I return to why I began writing about Pio. I was fascinated by him. I know that were I an atheist, that I would be attracted like a moth to a flame to any story about Padre Pio. Like no other ordinary human being in history, I have found, that Padre Pio’s life stirs in me a yearning to find out more about heavenly realms. Why did Pio clean his face at night – because he would often be visited by Our Lady in the evening.
You see, I’m like the man outside the abortion clinic. I know that were it not for Pio’s insistent stance that abortion is wrong, that I would not have bothered, persevered until my own life was on the line, to give so many women help during crisis pregnancies. A time comes to mind when I was helping a teenager from a very religious Muslim background hide her pregnancy until she was 24 weeks. She had to conceal ‘it’ until such time as her family would not be able to force her to abort, because they wanted to save face and not look bad in front of their Muslim neighbours for having a pregnant, ‘sinful’ daughter. She has a baby boy now.
You see, I’m like my friends who feel guilty when they hear stories about Pio. Were Pio alive today, I doubt that I would go to Confession to him. He would make…suggestions…that I’d find too hard to bear. My nerves could not take it. I’m not alone, there are bishops alive today who find it gut-wrenching to read stories about Padre Pio. And Padre Pio was a severe judge of himself, always quick to say that God found fault in him as, ‘God finds fault even in the angels’.
But my effort to write about Pio is not just for my own good, but might help someone in some unknown way that I will only know when I go to God. You see, there we have it again, that belief in heaven that is inspired by the way Padre Pio saw Pius XII in paradise.

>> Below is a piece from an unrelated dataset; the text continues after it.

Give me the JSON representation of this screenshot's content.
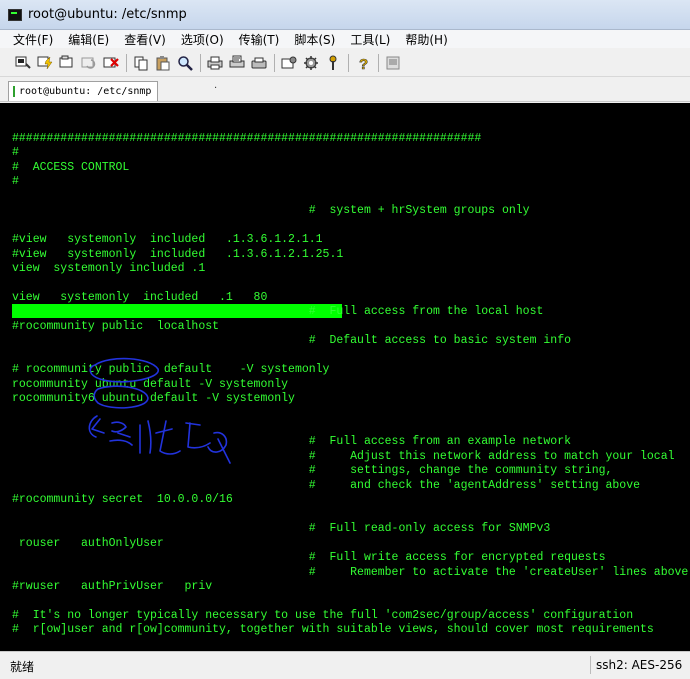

Here marks my new and latest attempt to write up accounts about Padre Pio.